Goals of Lean Operations
"Efficiency" is a focus word in lean operations. In contrast to optimized production, which doesn't take into account efficient resource utilization, lean production is much more concentrated. Companies identify the most necessary buildings, equipment, tools, supplies and people to facilitate the business activities that produce optimized output. Continuous lean process improvement, -- an ongoing effort to strengthen efficiency -- is a common objective in a systematic approach to being lean.
A lean culture or work environment means slightly different things depending on the setting:

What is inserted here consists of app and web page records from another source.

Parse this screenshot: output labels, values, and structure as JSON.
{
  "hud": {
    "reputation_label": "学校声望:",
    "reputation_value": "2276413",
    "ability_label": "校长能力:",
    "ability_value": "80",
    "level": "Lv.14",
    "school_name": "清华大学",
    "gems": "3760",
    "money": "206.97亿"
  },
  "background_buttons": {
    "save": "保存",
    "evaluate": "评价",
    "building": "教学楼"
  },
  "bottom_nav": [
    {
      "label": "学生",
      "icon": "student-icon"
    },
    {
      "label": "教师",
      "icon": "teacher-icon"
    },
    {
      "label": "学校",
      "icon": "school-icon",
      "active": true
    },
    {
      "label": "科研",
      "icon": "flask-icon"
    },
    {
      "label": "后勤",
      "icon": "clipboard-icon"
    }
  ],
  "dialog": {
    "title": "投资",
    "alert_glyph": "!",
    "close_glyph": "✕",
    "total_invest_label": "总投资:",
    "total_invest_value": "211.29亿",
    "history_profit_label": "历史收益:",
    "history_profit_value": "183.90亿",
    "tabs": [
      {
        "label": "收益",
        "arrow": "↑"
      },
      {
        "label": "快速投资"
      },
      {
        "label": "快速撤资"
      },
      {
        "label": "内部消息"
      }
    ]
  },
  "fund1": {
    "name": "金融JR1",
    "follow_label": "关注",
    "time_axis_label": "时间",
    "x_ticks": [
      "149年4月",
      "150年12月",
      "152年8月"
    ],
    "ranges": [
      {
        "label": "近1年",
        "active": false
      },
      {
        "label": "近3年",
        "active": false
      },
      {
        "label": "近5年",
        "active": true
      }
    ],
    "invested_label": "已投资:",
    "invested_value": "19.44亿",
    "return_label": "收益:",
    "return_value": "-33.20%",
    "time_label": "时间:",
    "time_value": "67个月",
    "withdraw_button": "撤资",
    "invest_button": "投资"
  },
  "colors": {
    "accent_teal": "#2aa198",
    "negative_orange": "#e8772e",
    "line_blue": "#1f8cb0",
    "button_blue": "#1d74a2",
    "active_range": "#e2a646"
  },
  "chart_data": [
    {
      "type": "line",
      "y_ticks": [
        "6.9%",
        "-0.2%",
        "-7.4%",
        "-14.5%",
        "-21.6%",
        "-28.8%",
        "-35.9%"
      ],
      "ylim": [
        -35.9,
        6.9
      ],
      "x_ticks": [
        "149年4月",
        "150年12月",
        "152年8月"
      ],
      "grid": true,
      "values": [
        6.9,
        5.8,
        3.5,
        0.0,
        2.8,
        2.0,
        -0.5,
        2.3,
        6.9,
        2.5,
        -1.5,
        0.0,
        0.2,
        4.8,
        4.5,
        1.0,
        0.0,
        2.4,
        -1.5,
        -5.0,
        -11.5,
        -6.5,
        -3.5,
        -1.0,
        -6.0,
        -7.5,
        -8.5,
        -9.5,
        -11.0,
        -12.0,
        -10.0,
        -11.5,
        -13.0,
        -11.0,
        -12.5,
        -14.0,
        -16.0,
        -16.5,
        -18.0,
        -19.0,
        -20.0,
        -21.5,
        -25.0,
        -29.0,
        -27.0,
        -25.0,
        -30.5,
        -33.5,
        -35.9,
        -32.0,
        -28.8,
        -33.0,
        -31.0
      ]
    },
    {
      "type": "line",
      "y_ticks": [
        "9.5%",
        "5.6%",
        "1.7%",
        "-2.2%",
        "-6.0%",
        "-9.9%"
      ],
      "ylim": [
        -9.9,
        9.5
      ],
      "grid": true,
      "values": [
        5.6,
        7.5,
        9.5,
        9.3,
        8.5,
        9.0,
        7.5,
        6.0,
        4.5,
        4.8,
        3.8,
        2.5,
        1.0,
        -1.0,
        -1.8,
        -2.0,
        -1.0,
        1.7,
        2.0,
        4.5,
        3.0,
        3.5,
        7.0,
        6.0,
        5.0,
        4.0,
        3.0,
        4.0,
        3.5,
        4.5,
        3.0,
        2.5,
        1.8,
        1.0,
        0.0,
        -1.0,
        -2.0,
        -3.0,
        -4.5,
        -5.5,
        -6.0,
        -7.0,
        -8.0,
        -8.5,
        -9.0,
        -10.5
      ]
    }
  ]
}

In a traditional office setting, such as insurance or sales, lean operation often means the amount of space and number of people used to generate results. When companies talk about developing a "lean organization," it may mean that a reduction in workforce is coming.
Leaning labor down happens in manufacturing as well. However, lean methodologies or strategies for operating efficiently in manufacturing often center on eliminating waste through optimized equipment and labor use. Eliminating downtime and avoiding excess inventory are other common goals of lean manufacturing.